Two cannons from the merchant vessel, La Juliana, marked with a dedication to St Matrona, have been found in the sands off Streedagh, County Sligo. The boat weighed 860 tons, carried 32 guns, 325 soldiers and had a crew of 70. The ship traded between Spain and Italy until King Philip II commandeered it for the Armada fleet of 130 ships to invade England and take Queen Elizabeth I's throne.
Patrolled security safeguards the valuable shipwreck site from treasure hunters. Source: BBC.
Why did Philip want to take Elizabeth's crown?
Relations between Spain and England had began rather well, with Philip proposing marriage to the English Queen. After she declined, he went on to marry her sister, Queen Mary.
England was a small country, with little wealth, few friends, and many enemies.
At the time, Spain was the most powerful country in the world. Philip II ruled vast territories of land, and acquired wealth from the New World. When relations deteriorated with Elizabeth over 30 years, Philip planned to invade England, believing he had a genuine claim to the English throne, both by descent from John of Gaunt, and as Queen Mary I's husband.

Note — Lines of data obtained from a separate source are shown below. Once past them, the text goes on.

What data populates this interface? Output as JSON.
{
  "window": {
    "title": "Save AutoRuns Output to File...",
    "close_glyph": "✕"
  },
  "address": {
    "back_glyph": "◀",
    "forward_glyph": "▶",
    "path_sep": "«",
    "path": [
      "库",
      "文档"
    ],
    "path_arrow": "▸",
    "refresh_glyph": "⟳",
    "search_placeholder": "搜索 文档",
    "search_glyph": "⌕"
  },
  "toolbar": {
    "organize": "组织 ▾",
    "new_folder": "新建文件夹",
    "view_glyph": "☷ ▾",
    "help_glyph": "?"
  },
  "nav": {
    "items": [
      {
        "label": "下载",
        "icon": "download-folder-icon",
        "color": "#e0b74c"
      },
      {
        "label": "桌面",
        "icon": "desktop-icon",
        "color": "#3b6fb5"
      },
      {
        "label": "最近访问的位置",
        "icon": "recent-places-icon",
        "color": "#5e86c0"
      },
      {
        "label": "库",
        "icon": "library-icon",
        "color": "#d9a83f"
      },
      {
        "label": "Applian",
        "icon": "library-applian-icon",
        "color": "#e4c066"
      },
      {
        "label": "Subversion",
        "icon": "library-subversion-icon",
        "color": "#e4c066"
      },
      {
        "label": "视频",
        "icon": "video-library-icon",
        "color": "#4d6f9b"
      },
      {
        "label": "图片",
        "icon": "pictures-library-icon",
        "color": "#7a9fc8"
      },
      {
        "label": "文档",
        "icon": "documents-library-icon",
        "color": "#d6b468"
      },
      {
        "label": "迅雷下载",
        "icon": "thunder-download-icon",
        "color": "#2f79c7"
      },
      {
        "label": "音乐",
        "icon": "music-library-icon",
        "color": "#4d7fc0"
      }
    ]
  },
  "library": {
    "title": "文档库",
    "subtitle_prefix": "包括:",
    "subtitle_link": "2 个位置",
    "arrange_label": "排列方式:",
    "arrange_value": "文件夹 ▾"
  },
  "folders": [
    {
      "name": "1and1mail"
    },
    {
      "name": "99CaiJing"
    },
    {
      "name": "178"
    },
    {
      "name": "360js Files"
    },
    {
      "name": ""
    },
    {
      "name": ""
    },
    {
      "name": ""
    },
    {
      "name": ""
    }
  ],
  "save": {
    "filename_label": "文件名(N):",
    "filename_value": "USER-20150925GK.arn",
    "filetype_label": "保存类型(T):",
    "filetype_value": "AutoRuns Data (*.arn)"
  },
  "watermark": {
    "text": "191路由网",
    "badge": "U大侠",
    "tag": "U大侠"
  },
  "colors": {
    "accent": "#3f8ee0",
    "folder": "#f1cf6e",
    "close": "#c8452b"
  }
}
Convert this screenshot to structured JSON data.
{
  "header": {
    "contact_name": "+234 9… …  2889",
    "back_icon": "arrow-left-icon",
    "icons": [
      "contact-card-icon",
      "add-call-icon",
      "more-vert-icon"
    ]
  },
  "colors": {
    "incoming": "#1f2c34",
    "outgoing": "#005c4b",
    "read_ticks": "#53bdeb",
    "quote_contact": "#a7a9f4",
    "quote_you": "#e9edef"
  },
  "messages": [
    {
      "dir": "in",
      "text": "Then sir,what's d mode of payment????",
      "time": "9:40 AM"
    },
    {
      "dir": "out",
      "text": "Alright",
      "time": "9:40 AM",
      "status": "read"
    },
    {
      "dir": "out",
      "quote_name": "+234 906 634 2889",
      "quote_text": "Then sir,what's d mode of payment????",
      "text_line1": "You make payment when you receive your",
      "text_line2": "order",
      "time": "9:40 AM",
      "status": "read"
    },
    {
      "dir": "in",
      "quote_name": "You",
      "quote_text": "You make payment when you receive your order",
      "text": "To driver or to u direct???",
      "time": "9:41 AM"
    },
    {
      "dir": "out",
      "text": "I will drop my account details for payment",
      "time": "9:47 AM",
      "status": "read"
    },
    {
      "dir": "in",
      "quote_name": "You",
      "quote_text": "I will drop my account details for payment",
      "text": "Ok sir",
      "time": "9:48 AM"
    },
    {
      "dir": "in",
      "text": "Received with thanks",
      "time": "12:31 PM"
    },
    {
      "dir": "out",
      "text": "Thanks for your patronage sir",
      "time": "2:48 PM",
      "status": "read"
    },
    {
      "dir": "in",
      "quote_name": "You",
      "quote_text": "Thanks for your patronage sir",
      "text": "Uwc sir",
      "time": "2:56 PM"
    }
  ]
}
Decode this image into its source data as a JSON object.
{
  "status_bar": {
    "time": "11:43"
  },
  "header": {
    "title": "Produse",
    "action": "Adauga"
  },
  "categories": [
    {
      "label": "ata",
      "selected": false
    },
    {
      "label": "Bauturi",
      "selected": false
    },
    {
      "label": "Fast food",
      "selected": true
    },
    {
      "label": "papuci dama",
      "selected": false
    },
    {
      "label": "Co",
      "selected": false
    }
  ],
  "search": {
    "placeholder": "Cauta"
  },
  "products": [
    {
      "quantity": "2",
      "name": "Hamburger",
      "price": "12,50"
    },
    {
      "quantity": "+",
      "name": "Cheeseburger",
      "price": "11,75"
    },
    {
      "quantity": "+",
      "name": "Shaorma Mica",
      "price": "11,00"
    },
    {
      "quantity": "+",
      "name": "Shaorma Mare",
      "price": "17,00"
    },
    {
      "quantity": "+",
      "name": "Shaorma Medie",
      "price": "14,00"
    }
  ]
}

Loyal to the crown, men of England and Wales watched the seas day and night, waiting for the first sighting of the great Armada. When the great ships appeared on the horizon, they lit beacons on the hillsides and prepared for battle.
With the wind and rain against them in a great storm that the English believed God had sent to save them, the Spanish fleet were not able to compete with the superior English ships and war tactics. They fled when fire ships were aimed at them. The English had won.
Elizabeth 1st rode home victorious. Sometimes called The Virgin Queen, Gloriana or Good Queen Bess, the childless Elizabeth was the fifth and last monarch of the Tudor dynasty. She reigned as Queen of England and Ireland from 17 November 1558 until her demise. Source: The Spanish Armada.
At the time of battle, stormy weather saved the English, and stormy weather once again revealed cannons in the sand. Of one thing we can be sure, nature reigns—not mankind.
History of this sort interests me, especially the study of how people acted long ago. I read a brilliant novel about the background of spies and code-breaking during Queen Elizabeth's reign while the Spanish were trying to infiltrate. The Secret World of Christoval Alvarez (The Chronicles of Christoval Alvarez Book 1)
This is the 5* review I wrote:
A fascinating peek into the life of old London, so well described that I could smell every foul odour, see the dilapidated buildings, and understand the customs of various groups thrown together by chance.
Edge of the seat tension set me worrying about young Kit's secret, especially when she comes to the aid of a worldly man with a harmful glint in his eyes. Throughout the novel, the environment kept me riveted to the era. And, I never knew when the brilliant Kit would be found out in her masquerade as a youth. What an adventure. Any girl would love to have Kit's skill, her knowledge as a doctor, her ability to play instruments, and to decipher codes in one of the most dangerous times in England. This novel has it all.
Are you interested in history?